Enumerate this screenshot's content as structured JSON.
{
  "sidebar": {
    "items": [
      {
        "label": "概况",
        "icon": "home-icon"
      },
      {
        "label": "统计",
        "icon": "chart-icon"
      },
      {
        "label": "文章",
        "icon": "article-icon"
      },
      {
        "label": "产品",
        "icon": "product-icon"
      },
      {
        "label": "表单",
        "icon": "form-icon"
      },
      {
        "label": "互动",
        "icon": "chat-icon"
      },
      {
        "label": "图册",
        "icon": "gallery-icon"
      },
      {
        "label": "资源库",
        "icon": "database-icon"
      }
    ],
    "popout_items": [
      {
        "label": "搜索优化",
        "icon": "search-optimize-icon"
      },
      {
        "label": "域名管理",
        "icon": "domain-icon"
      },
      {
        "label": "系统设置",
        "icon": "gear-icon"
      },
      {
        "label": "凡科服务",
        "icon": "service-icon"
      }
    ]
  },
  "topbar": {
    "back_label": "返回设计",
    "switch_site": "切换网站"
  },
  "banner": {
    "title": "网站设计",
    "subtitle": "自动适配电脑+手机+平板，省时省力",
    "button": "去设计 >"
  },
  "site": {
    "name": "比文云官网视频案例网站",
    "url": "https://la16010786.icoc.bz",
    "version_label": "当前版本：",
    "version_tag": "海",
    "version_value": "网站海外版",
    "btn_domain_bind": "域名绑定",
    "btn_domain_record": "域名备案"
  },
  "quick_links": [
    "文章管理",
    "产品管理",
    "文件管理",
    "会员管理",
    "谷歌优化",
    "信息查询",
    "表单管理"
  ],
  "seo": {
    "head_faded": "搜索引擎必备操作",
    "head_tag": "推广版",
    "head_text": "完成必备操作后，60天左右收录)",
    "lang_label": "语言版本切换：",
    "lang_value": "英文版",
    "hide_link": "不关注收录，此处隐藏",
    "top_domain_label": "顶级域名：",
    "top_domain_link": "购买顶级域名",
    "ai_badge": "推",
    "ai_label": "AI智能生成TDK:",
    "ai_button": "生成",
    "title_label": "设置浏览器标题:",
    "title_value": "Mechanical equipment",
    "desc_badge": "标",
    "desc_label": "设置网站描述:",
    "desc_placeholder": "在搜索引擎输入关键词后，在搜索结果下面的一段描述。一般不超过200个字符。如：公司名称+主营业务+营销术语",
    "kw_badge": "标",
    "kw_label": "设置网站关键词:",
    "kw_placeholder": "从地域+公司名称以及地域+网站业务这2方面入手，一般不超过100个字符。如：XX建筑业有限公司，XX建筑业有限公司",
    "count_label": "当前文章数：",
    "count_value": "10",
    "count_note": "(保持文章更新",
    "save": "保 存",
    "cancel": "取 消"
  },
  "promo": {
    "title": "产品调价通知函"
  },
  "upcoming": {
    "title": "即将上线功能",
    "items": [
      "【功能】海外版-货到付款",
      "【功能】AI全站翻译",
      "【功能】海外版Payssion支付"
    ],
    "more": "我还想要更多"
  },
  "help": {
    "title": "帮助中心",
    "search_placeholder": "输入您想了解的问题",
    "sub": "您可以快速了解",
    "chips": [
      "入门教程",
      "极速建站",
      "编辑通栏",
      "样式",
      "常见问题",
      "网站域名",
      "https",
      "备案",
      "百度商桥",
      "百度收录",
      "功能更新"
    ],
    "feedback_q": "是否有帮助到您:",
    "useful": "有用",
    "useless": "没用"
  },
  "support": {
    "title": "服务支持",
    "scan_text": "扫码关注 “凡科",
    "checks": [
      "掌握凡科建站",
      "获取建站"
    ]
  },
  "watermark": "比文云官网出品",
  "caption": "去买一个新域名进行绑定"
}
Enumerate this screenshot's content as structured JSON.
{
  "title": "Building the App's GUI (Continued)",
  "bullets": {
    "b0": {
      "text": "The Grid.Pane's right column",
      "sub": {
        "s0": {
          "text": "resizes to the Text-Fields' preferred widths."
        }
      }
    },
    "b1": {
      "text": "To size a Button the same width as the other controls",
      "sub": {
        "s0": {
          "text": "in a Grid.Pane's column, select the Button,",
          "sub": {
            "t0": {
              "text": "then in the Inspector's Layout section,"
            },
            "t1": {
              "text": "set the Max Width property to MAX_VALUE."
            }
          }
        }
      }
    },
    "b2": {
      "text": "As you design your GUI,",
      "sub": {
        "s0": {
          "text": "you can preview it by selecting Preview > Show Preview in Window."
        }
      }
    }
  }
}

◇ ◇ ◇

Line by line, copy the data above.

Enumerate this screenshot's content as structured JSON.
{
  "sidebar": {
    "items": [
      {
        "label": "概况",
        "icon": "home-icon"
      },
      {
        "label": "统计",
        "icon": "chart-icon"
      },
      {
        "label": "文章",
        "icon": "article-icon"
      },
      {
        "label": "产品",
        "icon": "product-icon"
      },
      {
        "label": "表单",
        "icon": "form-icon"
      },
      {
        "label": "互动",
        "icon": "chat-icon"
      },
      {
        "label": "图册",
        "icon": "gallery-icon"
      },
      {
        "label": "资源库",
        "icon": "database-icon"
      }
    ],
    "popout_items": [
      {
        "label": "搜索优化",
        "icon": "search-optimize-icon"
      },
      {
        "label": "域名管理",
        "icon": "domain-icon"
      },
      {
        "label": "系统设置",
        "icon": "gear-icon"
      },
      {
        "label": "凡科服务",
        "icon": "service-icon"
      }
    ]
  },
  "topbar": {
    "back_label": "返回设计",
    "switch_site": "切换网站"
  },
  "banner": {
    "title": "网站设计",
    "subtitle": "自动适配电脑+手机+平板，省时省力",
    "button": "去设计 >"
  },
  "site": {
    "name": "比文云官网视频案例网站",
    "url": "https://la16010786.icoc.bz",
    "version_label": "当前版本：",
    "version_tag": "海",
    "version_value": "网站海外版",
    "btn_domain_bind": "域名绑定",
    "btn_domain_record": "域名备案"
  },
  "quick_links": [
    "文章管理",
    "产品管理",
    "文件管理",
    "会员管理",
    "谷歌优化",
    "信息查询",
    "表单管理"
  ],
  "seo": {
    "head_faded": "搜索引擎必备操作",
    "head_tag": "推广版",
    "head_text": "完成必备操作后，60天左右收录)",
    "lang_label": "语言版本切换：",
    "lang_value": "英文版",
    "hide_link": "不关注收录，此处隐藏",
    "top_domain_label": "顶级域名：",
    "top_domain_link": "购买顶级域名",
    "ai_badge": "推",
    "ai_label": "AI智能生成TDK:",
    "ai_button": "生成",
    "title_label": "设置浏览器标题:",
    "title_value": "Mechanical equipment",
    "desc_badge": "标",
    "desc_label": "设置网站描述:",
    "desc_placeholder": "在搜索引擎输入关键词后，在搜索结果下面的一段描述。一般不超过200个字符。如：公司名称+主营业务+营销术语",
    "kw_badge": "标",
    "kw_label": "设置网站关键词:",
    "kw_placeholder": "从地域+公司名称以及地域+网站业务这2方面入手，一般不超过100个字符。如：XX建筑业有限公司，XX建筑业有限公司",
    "count_label": "当前文章数：",
    "count_value": "10",
    "count_note": "(保持文章更新",
    "save": "保 存",
    "cancel": "取 消"
  },
  "promo": {
    "title": "产品调价通知函"
  },
  "upcoming": {
    "title": "即将上线功能",
    "items": [
      "【功能】海外版-货到付款",
      "【功能】AI全站翻译",
      "【功能】海外版Payssion支付"
    ],
    "more": "我还想要更多"
  },
  "help": {
    "title": "帮助中心",
    "search_placeholder": "输入您想了解的问题",
    "sub": "您可以快速了解",
    "chips": [
      "入门教程",
      "极速建站",
      "编辑通栏",
      "样式",
      "常见问题",
      "网站域名",
      "https",
      "备案",
      "百度商桥",
      "百度收录",
      "功能更新"
    ],
    "feedback_q": "是否有帮助到您:",
    "useful": "有用",
    "useless": "没用"
  },
  "support": {
    "title": "服务支持",
    "scan_text": "扫码关注 “凡科",
    "checks": [
      "掌握凡科建站",
      "获取建站"
    ]
  },
  "watermark": "比文云官网出品",
  "caption": "去买一个新域名进行绑定"
}
Enumerate this screenshot's content as structured JSON.
{
  "title": "Building the App's GUI (Continued)",
  "bullets": {
    "b0": {
      "text": "The Grid.Pane's right column",
      "sub": {
        "s0": {
          "text": "resizes to the Text-Fields' preferred widths."
        }
      }
    },
    "b1": {
      "text": "To size a Button the same width as the other controls",
      "sub": {
        "s0": {
          "text": "in a Grid.Pane's column, select the Button,",
          "sub": {
            "t0": {
              "text": "then in the Inspector's Layout section,"
            },
            "t1": {
              "text": "set the Max Width property to MAX_VALUE."
            }
          }
        }
      }
    },
    "b2": {
      "text": "As you design your GUI,",
      "sub": {
        "s0": {
          "text": "you can preview it by selecting Preview > Show Preview in Window."
        }
      }
    }
  }
}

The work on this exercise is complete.